Property-theoretic statement

The subgroup property of being a characteristic subgroup satisfies the subgroup metaproperty called the image condition.

Statement with symbols

If H is a characteristic subgroup of G and f:G \to K is a surjective homomorphism, then f(H) is not necessarily a characteristic subgroup of K.

Partial truth

Although the image of every characteristic subgroup under a surjective homomorphism need not be characteristic, there are special situations where we can guarantee this property. A characteristic subgroup whose image under every surjective homomorphism is characteristic is termed an image-closed characteristic subgroup.

It turns out that every verbal subgroup, and in particular, every member of the lower central series and derived series, as well as the agemo subgroups, are image-closed characteristic. In fact, their images are verbal subgroup with the same defining words.

On the other hand, the center need not satisfy the property that its image is always characteristic. For full proof, refer: Center not is image-closed characteristic

Proof

We present here two counterexamples of groups of order eight.

Example of an Abelian group of order eight

Let G = \mathbb{Z}/2\mathbb{Z} \times \mathbb{Z}/4\mathbb{Z}, and H be the subgroup \{ (0,0), (0,2), (1,0), (1,2) \}. This is \Omega_1(G) (the first omega subgroup) -- the set of elements of order two in G. Thus, H is a characteristic subgroup of G.

Let N = \{ (0,0), (0,2) \}, and f:G \to G/N be the quotient map. Then, f(G) = G/N is isomorphic to the Klein-four group, and f(H) = H/N is a subgroup of order two in it, which is clearly not characteristic in f(G) = G/N.

Example of the dihedral group

Consider the dihedral group of order eight with an element a of order four, playing the role of the rotation, and an element x of order two, playing the role of the reflection. Let H be the cyclic subgroup of order four generated by a. Then, H is a characteristic subgroup of G.
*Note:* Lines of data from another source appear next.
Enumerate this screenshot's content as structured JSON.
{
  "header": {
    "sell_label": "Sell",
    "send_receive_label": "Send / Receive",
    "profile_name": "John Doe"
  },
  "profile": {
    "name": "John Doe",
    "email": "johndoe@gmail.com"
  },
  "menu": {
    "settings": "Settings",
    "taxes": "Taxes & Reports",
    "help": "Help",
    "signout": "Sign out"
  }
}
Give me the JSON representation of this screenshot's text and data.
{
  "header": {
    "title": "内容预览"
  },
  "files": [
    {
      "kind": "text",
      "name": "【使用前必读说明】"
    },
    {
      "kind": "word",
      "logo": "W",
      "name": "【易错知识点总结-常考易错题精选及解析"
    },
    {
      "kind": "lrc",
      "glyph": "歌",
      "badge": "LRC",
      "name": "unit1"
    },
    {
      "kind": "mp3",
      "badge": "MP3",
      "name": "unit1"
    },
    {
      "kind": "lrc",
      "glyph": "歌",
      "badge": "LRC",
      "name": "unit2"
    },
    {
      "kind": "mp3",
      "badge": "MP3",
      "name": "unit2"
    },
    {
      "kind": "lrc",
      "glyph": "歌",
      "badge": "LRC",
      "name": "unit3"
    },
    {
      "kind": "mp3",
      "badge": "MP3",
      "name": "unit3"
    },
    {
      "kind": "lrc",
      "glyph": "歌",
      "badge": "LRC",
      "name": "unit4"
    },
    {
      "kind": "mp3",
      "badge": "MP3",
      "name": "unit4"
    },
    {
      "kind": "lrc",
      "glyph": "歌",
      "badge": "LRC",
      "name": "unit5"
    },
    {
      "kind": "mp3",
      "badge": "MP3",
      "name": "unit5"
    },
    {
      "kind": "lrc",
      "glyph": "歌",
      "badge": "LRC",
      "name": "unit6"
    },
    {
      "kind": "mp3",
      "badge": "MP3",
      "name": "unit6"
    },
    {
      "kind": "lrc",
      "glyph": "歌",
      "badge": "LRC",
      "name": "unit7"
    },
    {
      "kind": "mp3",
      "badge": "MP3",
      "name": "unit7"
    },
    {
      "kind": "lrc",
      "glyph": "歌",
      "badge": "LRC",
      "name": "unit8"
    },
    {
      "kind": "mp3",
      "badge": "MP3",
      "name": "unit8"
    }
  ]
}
Consider the quotient map f:G \to G/N where N = \{ e, a^2\}. The group G/N is isomorphic to a Klein-four group, and the image f(H) = H/N is a subgroup of order two in that Klein-four group. Clearly, f(H) is not characteristic inside K.